chicken-noodle-soup: true # do not use hyphens in the name

Note that all of Helm’s built-in variables begin with an uppercase letter to easily distinguish them from user-defined values: .Release.Name, .Capabilities.KubeVersion.

Flat or Nested Values

YAML is a flexible format, and values may be nested deeply or flattened.


  name: nginx
  port: 80


serverName: nginx
serverPort: 80

In most cases, flat should be favored over nested. The reason for this is that it is simpler for template developers and users.

For optimal safety, a nested value must be checked at every level:

{{ if .Values.server }}
  {{ default "none" }}
{{ end }}

For every layer of nesting, an existence check must be done. But for flat configuration, such checks can be skipped, making the template easier to read and use.

{{ default "none" .Values.serverName }}

When there are a large number of related variables, and at least one of them is non-optional, nested values may be used to improve readability.

Make Types Clear

YAML’s type coercion rules are sometimes counterintuitive. For example, foo: false is not the same as foo: "false". Large integers like foo: 12345678 will get converted to scientific notation in some cases.

The easiest way to avoid type conversion errors is to be explicit about strings, and implicit about everything else. Or, in short, quote all strings.

Often, to avoid the integer casting issues, it is advantageous to store your integers as strings as well, and use {{ int $value }} in the template to convert from a string back to an integer.

In most cases, explicit type tags are respected, so foo: !!string 1234 should treat 1234 as a string. However, the YAML parser consumes tags, so the type data is lost after one parse.

Consider How Users Will Use Your Values

There are three potential sources of values:

  • A chart’s values.yaml file
  • A values file supplied by helm install -f or helm upgrade -f
  • The values passed to a --set flag on helm install or helm upgrade

When designing the structure of your values, keep in mind that users of your chart may want to override them via either the -f flag or with the --set option.

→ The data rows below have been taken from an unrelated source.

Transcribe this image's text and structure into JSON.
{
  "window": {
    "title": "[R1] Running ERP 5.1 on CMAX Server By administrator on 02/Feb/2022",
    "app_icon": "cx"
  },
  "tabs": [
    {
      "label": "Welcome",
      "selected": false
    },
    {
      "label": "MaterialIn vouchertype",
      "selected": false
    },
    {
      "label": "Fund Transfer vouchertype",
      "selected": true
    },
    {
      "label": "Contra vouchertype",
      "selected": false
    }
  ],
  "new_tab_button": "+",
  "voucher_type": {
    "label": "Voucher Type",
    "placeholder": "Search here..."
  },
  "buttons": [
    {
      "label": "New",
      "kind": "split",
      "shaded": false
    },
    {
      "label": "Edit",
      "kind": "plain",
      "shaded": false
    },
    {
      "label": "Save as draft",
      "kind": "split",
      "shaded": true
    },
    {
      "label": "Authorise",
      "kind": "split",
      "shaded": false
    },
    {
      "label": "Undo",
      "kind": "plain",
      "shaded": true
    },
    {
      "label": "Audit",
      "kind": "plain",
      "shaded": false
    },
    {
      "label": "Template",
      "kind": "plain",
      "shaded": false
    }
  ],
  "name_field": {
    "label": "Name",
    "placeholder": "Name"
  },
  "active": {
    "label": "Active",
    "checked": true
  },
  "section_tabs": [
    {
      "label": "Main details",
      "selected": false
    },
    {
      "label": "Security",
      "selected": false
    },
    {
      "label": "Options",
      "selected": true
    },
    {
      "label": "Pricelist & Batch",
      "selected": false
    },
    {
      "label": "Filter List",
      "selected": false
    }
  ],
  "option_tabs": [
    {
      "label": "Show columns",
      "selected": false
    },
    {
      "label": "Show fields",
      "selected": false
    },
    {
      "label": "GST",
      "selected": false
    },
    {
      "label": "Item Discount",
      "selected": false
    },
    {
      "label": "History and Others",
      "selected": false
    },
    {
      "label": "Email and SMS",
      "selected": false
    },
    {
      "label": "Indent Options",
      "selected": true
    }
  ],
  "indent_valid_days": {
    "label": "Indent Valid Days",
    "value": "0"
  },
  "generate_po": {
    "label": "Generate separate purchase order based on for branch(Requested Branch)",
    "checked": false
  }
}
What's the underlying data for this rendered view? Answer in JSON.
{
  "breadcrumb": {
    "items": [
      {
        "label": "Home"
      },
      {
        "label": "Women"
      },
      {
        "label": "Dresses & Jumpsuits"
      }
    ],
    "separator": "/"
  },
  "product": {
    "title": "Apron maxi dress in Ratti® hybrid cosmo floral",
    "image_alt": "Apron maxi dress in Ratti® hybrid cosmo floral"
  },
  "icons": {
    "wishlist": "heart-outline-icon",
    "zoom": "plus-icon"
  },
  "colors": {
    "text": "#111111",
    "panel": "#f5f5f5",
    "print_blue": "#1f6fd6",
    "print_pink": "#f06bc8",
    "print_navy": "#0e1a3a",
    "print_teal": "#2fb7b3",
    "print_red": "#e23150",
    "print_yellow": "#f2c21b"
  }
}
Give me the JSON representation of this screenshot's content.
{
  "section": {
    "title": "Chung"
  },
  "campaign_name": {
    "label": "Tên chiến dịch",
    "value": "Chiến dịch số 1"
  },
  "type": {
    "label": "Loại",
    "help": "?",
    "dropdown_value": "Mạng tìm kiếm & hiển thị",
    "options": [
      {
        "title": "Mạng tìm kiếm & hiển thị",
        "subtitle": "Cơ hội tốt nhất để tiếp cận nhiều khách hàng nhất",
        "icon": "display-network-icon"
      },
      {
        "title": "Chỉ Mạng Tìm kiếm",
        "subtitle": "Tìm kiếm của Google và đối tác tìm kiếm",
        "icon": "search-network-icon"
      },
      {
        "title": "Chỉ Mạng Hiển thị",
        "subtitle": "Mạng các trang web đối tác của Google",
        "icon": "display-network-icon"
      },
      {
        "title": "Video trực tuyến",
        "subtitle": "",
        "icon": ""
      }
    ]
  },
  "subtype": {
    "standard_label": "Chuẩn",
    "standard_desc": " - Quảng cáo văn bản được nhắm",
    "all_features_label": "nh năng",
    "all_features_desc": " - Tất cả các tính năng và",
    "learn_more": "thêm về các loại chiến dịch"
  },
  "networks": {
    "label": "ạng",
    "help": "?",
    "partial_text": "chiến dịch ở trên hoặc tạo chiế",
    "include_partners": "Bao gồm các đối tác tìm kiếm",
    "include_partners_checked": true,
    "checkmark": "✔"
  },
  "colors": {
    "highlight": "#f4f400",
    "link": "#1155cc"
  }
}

Since --set is more limited in expressiveness, the first guidelines for writing your values.yaml file is make it easy to override from --set.

For this reason, it’s often better to structure your values file using maps.

Difficult to use with --set:

  - name: foo
    port: 80
  - name: bar
    port: 81

The above cannot be expressed with --set in Helm <=2.4. In Helm 2.5, the accessing the port on foo is --set servers[0].port=80. Not only is it harder for the user to figure out, but it is prone to errors if at some later time the order of the servers is changed.

Easy to use:

    port: 80
    port: 81

Accessing foo’s port is much more obvious: --set

Document ‘values.yaml’

Every defined property in ‘values.yaml’ should be documented. The documentation string should begin with the name of the property that it describes, and then give at least a one-sentence description.


# the host name for the webserver
serverHost = example
serverPort = 9191


# serverHost is the host name for the webserver
serverHost = example
# serverPort is the HTTP listener port for the webserver
serverPort = 9191

Beginning each comment with the name of the parameter it documents makes it easy to grep out documentation, and will enable documentation tools to reliably correlate doc strings with the parameters they describe.